Thursday, 31 May 2007

Other people's children: seen and heard

I’ve known the family over the road for seven years, during which time the only son, Drikus, a shy young police officer-in-training, wooed and married a plump, diffident-looking girl from an outlying farm. Which just goes to prove how very deceiving looks can be.

Drikus’s wife, Lizmabet (she was dubbed, I assume, by the venerable Afrikaans tradition of combining the names of all known female relatives), is extremely loud and incredibly confident. Once, when I declined to answer a timid knock at my door (I just didn’t feel like it, and I defy anyone to order me to answer my door or my phone for the sole reason that either has summoned me), this was followed by a thunderous rap that all but shook the rafters. Alarmed, I rushed to the door and threw it open, and there stood Lizmabet, her hand proprietarily on the shoulder of what was clearly a beggar. She said (roughly translated from the Afrikaans), ‘This poor chap knocked on your door but you obviously didn’t hear him, so I came over and knocked for him.’ And that will tell you all you need to know about Lizmabet.

When she moved into the family pile with Drikus a few years ago, Lizmabet wasted no time in making changes. First, she arranged to have a small cottage built in the back garden, into which she shifted Drikus’s parents. Next, she tore down the hideous wire fence around the property (I was delighted) and replaced it with a new, higher, even more hideous wire fence (I was not). The family’s ancient toy pom was despatched (I like to think it was old age that killed it and that Lizmabet has no canine blood on her hands) and replaced with two enormous, bloodthirsty, ever-barking boerbuls.

Lizmabet has also shown a great deal of entrepreneurial spirit – something I admire but which, as you shall soon see, can quite frankly be carried too far. In short order, she converted the family’s garage, which faces onto my house and in fact onto my study, into some sort of workroom, in which a variety of people did a variety of things, none of which I have ever been able to fathom, but all of which have involved a great deal of arrival and departure by an endless stream of people in 4X4s, which park in front of my house and belch great clouds of noxious gases in through my study window.

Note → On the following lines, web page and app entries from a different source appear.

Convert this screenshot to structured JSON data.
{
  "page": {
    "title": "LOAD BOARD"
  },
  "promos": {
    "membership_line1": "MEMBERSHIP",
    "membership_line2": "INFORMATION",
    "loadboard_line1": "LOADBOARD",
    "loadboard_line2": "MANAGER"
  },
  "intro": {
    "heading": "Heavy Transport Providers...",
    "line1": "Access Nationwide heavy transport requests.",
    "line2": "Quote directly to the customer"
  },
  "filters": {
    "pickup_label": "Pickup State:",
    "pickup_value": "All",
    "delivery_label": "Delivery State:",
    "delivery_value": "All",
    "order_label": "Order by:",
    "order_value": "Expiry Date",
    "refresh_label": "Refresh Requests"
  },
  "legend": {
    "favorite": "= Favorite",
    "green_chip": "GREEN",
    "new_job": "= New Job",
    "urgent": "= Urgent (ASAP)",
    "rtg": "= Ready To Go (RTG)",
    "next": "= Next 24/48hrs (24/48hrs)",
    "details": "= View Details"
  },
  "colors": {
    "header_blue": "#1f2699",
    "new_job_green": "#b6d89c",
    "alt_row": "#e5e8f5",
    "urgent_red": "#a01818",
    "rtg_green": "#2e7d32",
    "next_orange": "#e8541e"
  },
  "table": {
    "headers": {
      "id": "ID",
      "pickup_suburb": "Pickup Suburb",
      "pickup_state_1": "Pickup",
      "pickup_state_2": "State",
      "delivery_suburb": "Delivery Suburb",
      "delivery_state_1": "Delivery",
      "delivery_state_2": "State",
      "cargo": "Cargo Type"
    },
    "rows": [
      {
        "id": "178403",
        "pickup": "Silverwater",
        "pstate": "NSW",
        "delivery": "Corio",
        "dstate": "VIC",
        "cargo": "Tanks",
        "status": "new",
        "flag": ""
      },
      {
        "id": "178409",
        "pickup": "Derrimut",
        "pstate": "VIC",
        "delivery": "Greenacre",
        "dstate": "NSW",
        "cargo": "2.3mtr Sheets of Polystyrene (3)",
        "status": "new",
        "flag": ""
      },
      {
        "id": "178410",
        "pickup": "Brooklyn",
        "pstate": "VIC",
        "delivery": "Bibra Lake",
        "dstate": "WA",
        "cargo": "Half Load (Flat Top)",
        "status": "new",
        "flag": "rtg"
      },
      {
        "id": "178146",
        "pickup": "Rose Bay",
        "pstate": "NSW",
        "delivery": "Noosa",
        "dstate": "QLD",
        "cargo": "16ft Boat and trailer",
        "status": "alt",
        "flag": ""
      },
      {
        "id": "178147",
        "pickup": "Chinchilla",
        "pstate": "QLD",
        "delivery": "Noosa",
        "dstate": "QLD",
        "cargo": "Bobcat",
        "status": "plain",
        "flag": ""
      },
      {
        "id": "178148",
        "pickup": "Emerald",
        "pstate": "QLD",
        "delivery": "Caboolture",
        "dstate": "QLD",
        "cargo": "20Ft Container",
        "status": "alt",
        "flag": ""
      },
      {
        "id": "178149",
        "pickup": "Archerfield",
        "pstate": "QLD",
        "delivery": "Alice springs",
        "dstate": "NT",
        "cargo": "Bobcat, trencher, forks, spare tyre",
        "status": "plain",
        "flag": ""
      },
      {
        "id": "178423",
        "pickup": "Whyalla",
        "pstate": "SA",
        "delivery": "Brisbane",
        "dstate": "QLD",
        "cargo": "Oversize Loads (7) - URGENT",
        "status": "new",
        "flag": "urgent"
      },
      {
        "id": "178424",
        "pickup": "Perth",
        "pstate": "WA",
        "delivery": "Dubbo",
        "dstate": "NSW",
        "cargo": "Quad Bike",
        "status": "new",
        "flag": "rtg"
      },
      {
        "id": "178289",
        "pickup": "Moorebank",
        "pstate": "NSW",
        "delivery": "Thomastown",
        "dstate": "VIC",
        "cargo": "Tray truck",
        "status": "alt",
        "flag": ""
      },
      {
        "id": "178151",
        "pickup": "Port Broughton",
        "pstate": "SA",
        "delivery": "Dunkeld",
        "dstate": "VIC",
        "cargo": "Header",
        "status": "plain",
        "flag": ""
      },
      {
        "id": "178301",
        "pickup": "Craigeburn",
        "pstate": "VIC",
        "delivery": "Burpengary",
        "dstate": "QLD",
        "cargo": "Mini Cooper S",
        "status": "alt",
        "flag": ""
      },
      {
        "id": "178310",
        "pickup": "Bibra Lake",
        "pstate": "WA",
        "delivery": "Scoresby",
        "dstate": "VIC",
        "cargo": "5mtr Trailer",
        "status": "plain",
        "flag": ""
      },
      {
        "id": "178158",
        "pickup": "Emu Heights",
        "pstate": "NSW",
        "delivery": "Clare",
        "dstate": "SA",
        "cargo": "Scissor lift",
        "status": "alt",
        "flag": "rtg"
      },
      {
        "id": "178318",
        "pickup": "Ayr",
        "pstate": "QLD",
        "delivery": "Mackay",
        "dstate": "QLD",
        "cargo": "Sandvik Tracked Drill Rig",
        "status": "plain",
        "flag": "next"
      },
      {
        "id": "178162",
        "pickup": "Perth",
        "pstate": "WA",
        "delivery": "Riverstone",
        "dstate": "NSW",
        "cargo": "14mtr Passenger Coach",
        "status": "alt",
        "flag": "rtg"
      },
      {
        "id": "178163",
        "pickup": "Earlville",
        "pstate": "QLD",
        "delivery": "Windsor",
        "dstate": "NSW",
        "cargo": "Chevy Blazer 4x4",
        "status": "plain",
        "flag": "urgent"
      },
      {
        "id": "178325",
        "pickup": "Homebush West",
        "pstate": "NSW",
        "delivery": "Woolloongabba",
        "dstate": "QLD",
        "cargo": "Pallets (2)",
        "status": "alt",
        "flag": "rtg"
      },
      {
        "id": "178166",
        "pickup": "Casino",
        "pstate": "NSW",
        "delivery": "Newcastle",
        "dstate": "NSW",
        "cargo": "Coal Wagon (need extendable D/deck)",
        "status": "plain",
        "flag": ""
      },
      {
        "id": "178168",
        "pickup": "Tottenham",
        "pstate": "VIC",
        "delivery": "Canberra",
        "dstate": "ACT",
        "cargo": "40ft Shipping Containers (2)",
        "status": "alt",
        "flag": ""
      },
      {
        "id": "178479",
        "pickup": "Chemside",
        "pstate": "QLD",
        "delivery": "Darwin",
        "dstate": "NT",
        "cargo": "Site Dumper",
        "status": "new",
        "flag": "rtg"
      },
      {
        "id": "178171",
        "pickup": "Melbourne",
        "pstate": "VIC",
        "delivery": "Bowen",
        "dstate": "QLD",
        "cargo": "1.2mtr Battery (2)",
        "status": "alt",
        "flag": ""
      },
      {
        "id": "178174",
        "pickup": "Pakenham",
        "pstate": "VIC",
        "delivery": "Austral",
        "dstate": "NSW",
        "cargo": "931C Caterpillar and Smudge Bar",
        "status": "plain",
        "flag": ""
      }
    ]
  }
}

The reason for Lizmabet’s relocation of Drikus’s parents soon became apparent, for she has also shown a truly remarkable propensity for breeding. She has produced three sons (all carbon copies of Drikus) in three years and is recently looking more rotund than usual, although I strictly follow the maxim of not asking a woman if she’s pregnant unless I see a baby actually emerging from her body.

I must admit right off that I don’t like other people’s children (I hardly like my own much of the time). Like other people’s dogs, they tend to be noisy, ill-mannered, unruly, intrusive and destructive. So having three of them over the road from me, gambolling deliriously on the lawn from morning to night, has been something of a trial. And I use the phrase ‘gambolling deliriously’ as a catch-all for crying, screaming, sobbing, crying, shouting, whingeing, yelling, howling, fighting and crying some more.

So you will understand my shock last week when I took out my garbage one morning and found Lizmabet supervising the erection of a large signboard that read (again, roughly translated from the Afrikaans), ‘Busy Bee Play School’.

‘Well, wow,’ I said, trying to smile in a neighbourly fashion but succeeding only in baring my teeth. ‘A play school, huh? Wow.’

Lizmabet barked her strident, disquieting laugh. ‘Ja, I’ve got so many kids of my own now I didn’t think a few more would make any difference. And I’ll get paid for looking after them.’ (See? Entrepreneurial spirit carried to its insane extreme.)

‘Well… wow,’ I said, and went back into my house with my head spinning.

Since then, every morning at 7.30am – around the time I make my first cup of coffee and sit down to review my day’s work and sort through my emails – a phalanx of 4X4s has rolled up to my study window and disgorged vast cloud of noxious gases and equally vast numbers of noxious toddlers. Then, for the next five hours, teeming hordes of other peoples’ children have gambolled deliriously on the lawn over the road. (I have watched in fascinated horror as a few of them have come within a fang’s breadth of being eaten by the boerbuls, which now live in a permanent state of heightened excitement.)

At some time past noon the exercise is repeated in reverse, and by 1pm all that remains of the morning’s exertions is a pall of carbon emissions hanging over the street and two boerbuls racing madly around the garden barking fit to bust.

And me, sitting in my study, staring at my computer screen on which I haven’t written a single word, and coughing quietly.

Stumble Upon Toolbar

1 comment:

tonypark said...

We encountered a couple OPCs in the Spur near the airport last night. (We're actually very tolerant of other people's kids since we don't have any of our own).

The two-year-old mini Lizmabet's English was limtied to "foive, six, seben, eight!", which was designed to lead her into her dance routine (with beaming showbiz mom looking on).

Cute kid, and cut routine - at least it was for the first 11 repetitions. Started wearing thin after 46. Thank God for Castle and South African red wine.